University’s plan for future might conflict with Morrill Land Grant Act of 1862

The act is dedicated to the University’s availability to the “industrial” classes.

Matt Graham

In the waning days before the Board of Regents votes on the University’s plan for the future, some opponents are saying the plan’s emphasis on research conflicts with the University’s mission as a land-grant institution.

The Morrill Land Grant Act of 1862, under which the University operates, states that part of a land-grant institution’s purpose is “to promote the liberal and practical education of the industrial classes.”

That statement will be violated, some plan opponents said, if officials’ emphasis on becoming an elite institution makes admission to the University impossible for many in the state.

“I think a major piece of the land-grant mission has been to serve the citizens of the state very broadly Ö and I think the General College has done exactly that,” said Robert Poch, General College assistant dean.

Poch said General College has been the one section of the University that has consistently reached out to all communities within the state.

Poch said access should be a Universitywide priority, but he has yet to see how the plan will ensure continued access to higher education for a diverse group.

Emily Serafy Cox, Minnesota Student Association president-elect, said she worries the plan will hurt Minnesota’s poor by emphasizing standardized-test scores and high school accomplishments over scholastic potential.

Cox also said the focus on research is too narrow, excluding other fields that might not bring in as much money.

Cox said it is important that people from different backgrounds continue to attend the University to expose students to a wider variety of people.

But Regent Dallas Bohnsack said he does not see a conflict between the University’s plan and the land-grant mission.

Bohnsack said there is still much to be discussed about the plan, but University President Bob Bruininks has made access a major priority.

Regent John Frobenius said it is important to “set a high target for the University.”

“I see some reorganization processes occurring, but I believe there are elements in that plan that set directions on access that are very important,” he said.

But Phyllis Walker, American Federation of State, County and Municipal Employees Local 3800 president, said the plan’s emphasis on four-year graduation hurts students from lower-income families who must work to pay for college.

Walker also said she worries the plan will turn the University into a lab for private corporations’ research.

“The private sector should pay for its own research,” she said. “If it wants the University of Minnesota to do research, it should pay the University of Minnesota to do that.”

But Robert Jones, senior vice president for system administration, said such interpretations of the land-grant mission are “narrow.”

“We are a land-grant University but we are also a public-research University … there is nothing in the land-grant mission that so narrowly defines the mission.”

Jones said the emphasis on four-year graduation would improve access to the University by making an education cheaper and allowing more students to be admitted each year.
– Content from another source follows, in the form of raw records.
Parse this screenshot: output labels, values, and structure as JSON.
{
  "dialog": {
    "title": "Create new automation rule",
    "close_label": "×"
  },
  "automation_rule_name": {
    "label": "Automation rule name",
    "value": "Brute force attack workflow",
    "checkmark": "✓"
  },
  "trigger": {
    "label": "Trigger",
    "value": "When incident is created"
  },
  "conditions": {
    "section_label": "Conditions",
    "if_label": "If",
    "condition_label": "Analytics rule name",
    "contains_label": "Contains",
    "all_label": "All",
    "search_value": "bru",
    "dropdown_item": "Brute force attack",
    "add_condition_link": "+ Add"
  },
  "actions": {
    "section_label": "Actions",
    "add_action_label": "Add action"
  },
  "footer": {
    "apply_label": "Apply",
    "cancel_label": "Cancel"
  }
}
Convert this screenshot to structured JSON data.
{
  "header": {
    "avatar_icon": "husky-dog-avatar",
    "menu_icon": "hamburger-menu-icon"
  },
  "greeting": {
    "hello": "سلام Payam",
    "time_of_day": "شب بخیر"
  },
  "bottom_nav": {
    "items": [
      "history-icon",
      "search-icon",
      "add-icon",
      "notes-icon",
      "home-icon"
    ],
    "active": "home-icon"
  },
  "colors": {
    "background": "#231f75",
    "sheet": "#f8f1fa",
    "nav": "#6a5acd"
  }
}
He also said the research partnerships are not about corporate handouts and the University can do things with research that corporations cannot.
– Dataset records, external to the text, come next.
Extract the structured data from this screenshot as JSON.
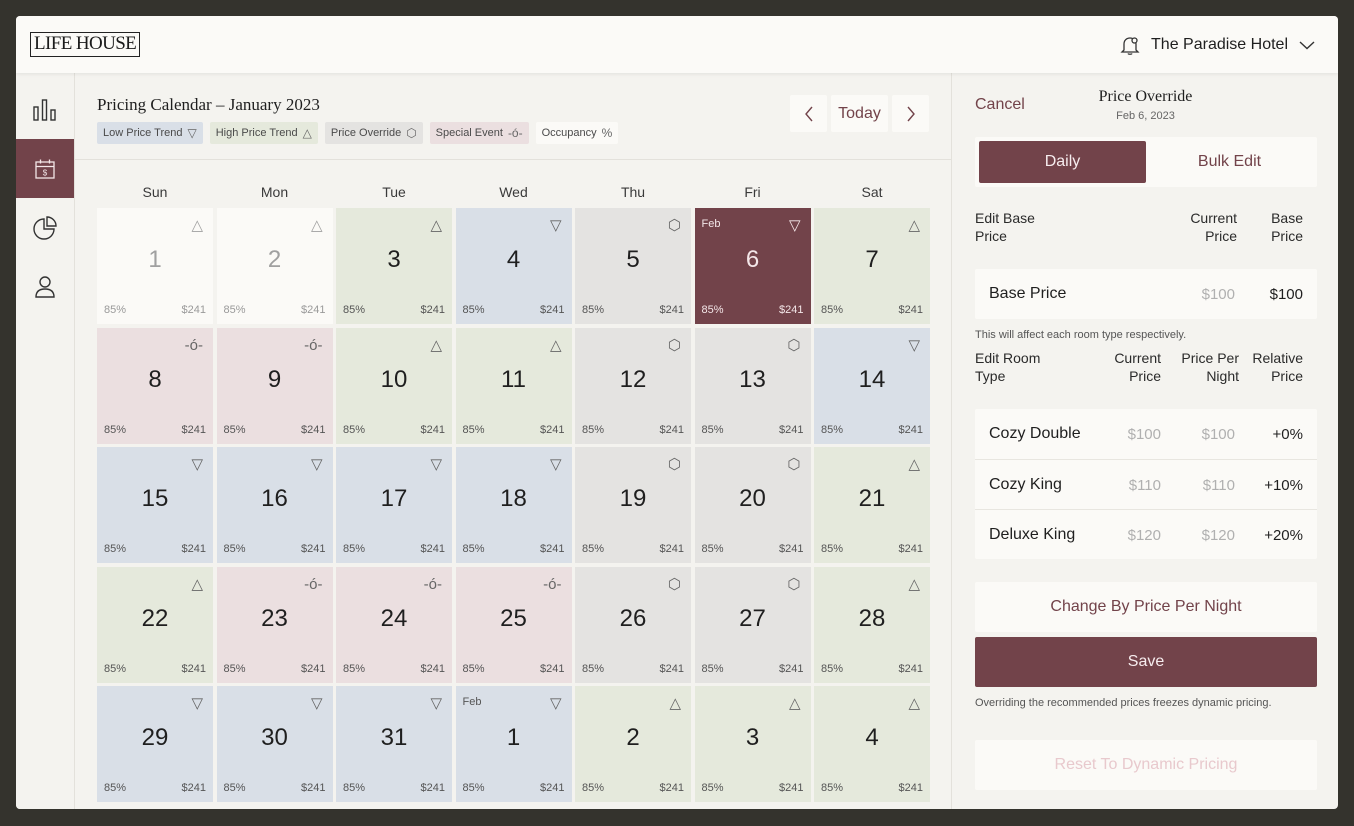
{
  "brand": {
    "logo": "LIFE HOUSE",
    "hotel_name": "The Paradise Hotel",
    "icons": [
      "bell-icon",
      "chevron-down-icon"
    ]
  },
  "sidebar": {
    "items": [
      {
        "icon": "bar-chart-icon",
        "active": false
      },
      {
        "icon": "calendar-dollar-icon",
        "active": true
      },
      {
        "icon": "pie-chart-icon",
        "active": false
      },
      {
        "icon": "user-icon",
        "active": false
      }
    ]
  },
  "calendar": {
    "title": "Pricing Calendar – January 2023",
    "legend": [
      {
        "label": "Low Price Trend",
        "glyph": "▽",
        "color": "#d9dfe7"
      },
      {
        "label": "High Price Trend",
        "glyph": "△",
        "color": "#e5e9dc"
      },
      {
        "label": "Price Override",
        "glyph": "⬡",
        "color": "#e4e3e1"
      },
      {
        "label": "Special Event",
        "glyph": "-ó-",
        "color": "#ebdfe0"
      },
      {
        "label": "Occupancy",
        "glyph": "%",
        "color": "#fbfaf7"
      }
    ],
    "today_label": "Today",
    "weekdays": [
      "Sun",
      "Mon",
      "Tue",
      "Wed",
      "Thu",
      "Fri",
      "Sat"
    ],
    "weeks": [
      [
        {
          "day": "1",
          "type": "white",
          "icon": "△",
          "occ": "85%",
          "price": "$241"
        },
        {
          "day": "2",
          "type": "white",
          "icon": "△",
          "occ": "85%",
          "price": "$241"
        },
        {
          "day": "3",
          "type": "green",
          "icon": "△",
          "occ": "85%",
          "price": "$241"
        },
        {
          "day": "4",
          "type": "blue",
          "icon": "▽",
          "occ": "85%",
          "price": "$241"
        },
        {
          "day": "5",
          "type": "grey",
          "icon": "⬡",
          "occ": "85%",
          "price": "$241"
        },
        {
          "day": "6",
          "type": "sel",
          "icon": "▽",
          "occ": "85%",
          "price": "$241",
          "month": "Feb"
        },
        {
          "day": "7",
          "type": "green",
          "icon": "△",
          "occ": "85%",
          "price": "$241"
        }
      ],
      [
        {
          "day": "8",
          "type": "pink",
          "icon": "-ó-",
          "occ": "85%",
          "price": "$241"
        },
        {
          "day": "9",
          "type": "pink",
          "icon": "-ó-",
          "occ": "85%",
          "price": "$241"
        },
        {
          "day": "10",
          "type": "green",
          "icon": "△",
          "occ": "85%",
          "price": "$241"
        },
        {
          "day": "11",
          "type": "green",
          "icon": "△",
          "occ": "85%",
          "price": "$241"
        },
        {
          "day": "12",
          "type": "grey",
          "icon": "⬡",
          "occ": "85%",
          "price": "$241"
        },
        {
          "day": "13",
          "type": "grey",
          "icon": "⬡",
          "occ": "85%",
          "price": "$241"
        },
        {
          "day": "14",
          "type": "blue",
          "icon": "▽",
          "occ": "85%",
          "price": "$241"
        }
      ],
      [
        {
          "day": "15",
          "type": "blue",
          "icon": "▽",
          "occ": "85%",
          "price": "$241"
        },
        {
          "day": "16",
          "type": "blue",
          "icon": "▽",
          "occ": "85%",
          "price": "$241"
        },
        {
          "day": "17",
          "type": "blue",
          "icon": "▽",
          "occ": "85%",
          "price": "$241"
        },
        {
          "day": "18",
          "type": "blue",
          "icon": "▽",
          "occ": "85%",
          "price": "$241"
        },
        {
          "day": "19",
          "type": "grey",
          "icon": "⬡",
          "occ": "85%",
          "price": "$241"
        },
        {
          "day": "20",
          "type": "grey",
          "icon": "⬡",
          "occ": "85%",
          "price": "$241"
        },
        {
          "day": "21",
          "type": "green",
          "icon": "△",
          "occ": "85%",
          "price": "$241"
        }
      ],
      [
        {
          "day": "22",
          "type": "green",
          "icon": "△",
          "occ": "85%",
          "price": "$241"
        },
        {
          "day": "23",
          "type": "pink",
          "icon": "-ó-",
          "occ": "85%",
          "price": "$241"
        },
        {
          "day": "24",
          "type": "pink",
          "icon": "-ó-",
          "occ": "85%",
          "price": "$241"
        },
        {
          "day": "25",
          "type": "pink",
          "icon": "-ó-",
          "occ": "85%",
          "price": "$241"
        },
        {
          "day": "26",
          "type": "grey",
          "icon": "⬡",
          "occ": "85%",
          "price": "$241"
        },
        {
          "day": "27",
          "type": "grey",
          "icon": "⬡",
          "occ": "85%",
          "price": "$241"
        },
        {
          "day": "28",
          "type": "green",
          "icon": "△",
          "occ": "85%",
          "price": "$241"
        }
      ],
      [
        {
          "day": "29",
          "type": "blue",
          "icon": "▽",
          "occ": "85%",
          "price": "$241"
        },
        {
          "day": "30",
          "type": "blue",
          "icon": "▽",
          "occ": "85%",
          "price": "$241"
        },
        {
          "day": "31",
          "type": "blue",
          "icon": "▽",
          "occ": "85%",
          "price": "$241"
        },
        {
          "day": "1",
          "type": "blue",
          "icon": "▽",
          "occ": "85%",
          "price": "$241",
          "month": "Feb"
        },
        {
          "day": "2",
          "type": "green",
          "icon": "△",
          "occ": "85%",
          "price": "$241"
        },
        {
          "day": "3",
          "type": "green",
          "icon": "△",
          "occ": "85%",
          "price": "$241"
        },
        {
          "day": "4",
          "type": "green",
          "icon": "△",
          "occ": "85%",
          "price": "$241"
        }
      ]
    ]
  },
  "panel": {
    "cancel": "Cancel",
    "title": "Price Override",
    "date": "Feb 6, 2023",
    "tabs": {
      "daily": "Daily",
      "bulk": "Bulk Edit"
    },
    "base": {
      "h1a": "Edit Base",
      "h1b": "Price",
      "h2a": "Current",
      "h2b": "Price",
      "h3a": "Base",
      "h3b": "Price",
      "name": "Base Price",
      "current": "$100",
      "value": "$100",
      "note": "This will affect each room type respectively."
    },
    "rooms": {
      "h1a": "Edit Room",
      "h1b": "Type",
      "h2a": "Current",
      "h2b": "Price",
      "h3a": "Price Per",
      "h3b": "Night",
      "h4a": "Relative",
      "h4b": "Price",
      "items": [
        {
          "name": "Cozy Double",
          "current": "$100",
          "per_night": "$100",
          "relative": "+0%"
        },
        {
          "name": "Cozy King",
          "current": "$110",
          "per_night": "$110",
          "relative": "+10%"
        },
        {
          "name": "Deluxe King",
          "current": "$120",
          "per_night": "$120",
          "relative": "+20%"
        }
      ]
    },
    "change_btn": "Change By Price Per Night",
    "save_btn": "Save",
    "save_note": "Overriding the recommended prices freezes dynamic pricing.",
    "reset_btn": "Reset To Dynamic Pricing"
  }
}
“This plan is about, ‘How do we better leverage the biological expertise (of the University), for example, to meet some of the most pressing needs of our society?’ ” he said.

The Board of Regents is expected to vote on the task force recommendations June 10.